Writing in The Times, Barnes insists Cane's inclusion in the starting line-up would undermine a loose forward combination better served with Dalton Papali'i in the No.7 jersey.
"Loyalty is a great trait," he wrote. "It can also be a fundamental weakness in a manager.
"There is a murky area between being loyal and ruthless. The managers of New Zealand and Australia are on opposite sides from one another.
"Foster may seem the more decent man, but innate decency doesn't win you trophies."
Barnes has praised Wallabies and former England coach Eddie Jones for dropping injury-prone flanker Michael Hooper, opting for lock Will Skelton as his captain at the World Cup in France.
By contrast, he slams Foster for retaining Cane, who has been a regular target for Barnes over recent seasons.
"While Jones made the decision to omit his openside captain, Ian Foster has stuck with Sam Cane and weakened his team in the process. The All Blacks' best back row has no room for the 31-year-old Cane.
"Ritchie McCaw lifted the World Cup twice from openside, but Cane is no McCaw. He's taken a lot of injuries through a career in which he has looked less and less like the great Kiwi flanker with every knock."
Twelve months ago, as Foster faced a challenge to his stewardship, Barnes described the All Blacks as "dumb" in their historic home defeat to Argentina at Christchurch and called for Cane's axing from the team.
"I don't think they've ever really replaced McCaw as a captain and the appointment of Ian Foster - who is a very smart rugby man and a good coach, but not necessarily the No.1 - has left them in a hole," he told AM.
"Foster saw Sam Cane as his man.
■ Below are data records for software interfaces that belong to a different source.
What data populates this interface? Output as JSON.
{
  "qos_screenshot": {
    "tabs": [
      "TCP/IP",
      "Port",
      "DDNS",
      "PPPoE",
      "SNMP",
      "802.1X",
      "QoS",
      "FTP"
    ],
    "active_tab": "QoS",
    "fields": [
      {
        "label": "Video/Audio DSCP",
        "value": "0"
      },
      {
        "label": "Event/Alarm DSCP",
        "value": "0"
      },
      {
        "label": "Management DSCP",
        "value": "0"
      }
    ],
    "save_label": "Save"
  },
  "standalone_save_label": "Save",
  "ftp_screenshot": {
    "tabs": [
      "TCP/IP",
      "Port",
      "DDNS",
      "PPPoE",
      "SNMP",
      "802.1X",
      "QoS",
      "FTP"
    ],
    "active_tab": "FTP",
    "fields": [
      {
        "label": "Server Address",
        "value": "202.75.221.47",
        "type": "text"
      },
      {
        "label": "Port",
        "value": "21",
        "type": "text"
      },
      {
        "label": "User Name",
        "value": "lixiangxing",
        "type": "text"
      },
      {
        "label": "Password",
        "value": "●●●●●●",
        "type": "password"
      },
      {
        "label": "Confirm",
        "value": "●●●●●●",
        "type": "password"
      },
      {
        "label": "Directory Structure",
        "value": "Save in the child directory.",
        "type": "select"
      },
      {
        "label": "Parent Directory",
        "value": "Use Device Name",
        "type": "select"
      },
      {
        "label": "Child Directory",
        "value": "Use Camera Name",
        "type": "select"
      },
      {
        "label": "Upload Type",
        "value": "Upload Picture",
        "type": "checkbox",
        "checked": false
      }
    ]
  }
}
I don't think Cane is good enough to wear an NZ No.7 shirt, let alone be captain.
"I think you've got this waterfall of problems all the way down from appointment of Foster, through to the appointment of Cane, through to decision-making and you end up with one real leader in Ardie Savea, but he's being asked to do so much."
Since that assessment, the All Blacks - under Foster and Cane - have compiled an 11-game unbeaten run, securing back-to-back Rugby Championships and retaining the Bledisloe Cup for a 21st straight year.
Barnes, who played 10 tests for England from 1984-93, also criticises Foster's selection of Will Jordan at fullback in their latest outing against Australia, raising questions over Beauden Barrett's starting role and his key contribution to New Zealand's kicking game.
"Beauden Barrett has been named in this week's World Cup squad as a flyhalf, yet his kicking game from fullback - along with that of Richie Mo'unga (flyhalf) and his brother Jordie (inside centre) - has been the structure of New Zealand's game," Barnes wrote in The Times.
"If the electrifying Jordan plays at fullback - where he is listed in the 33-man squad - and Barrett becomes a bench option, the entire kick stratgey will be undermined.
"It seems inconceivable that New Zealand might throw away the clever kicking game, but selection has been their undoing under Foster."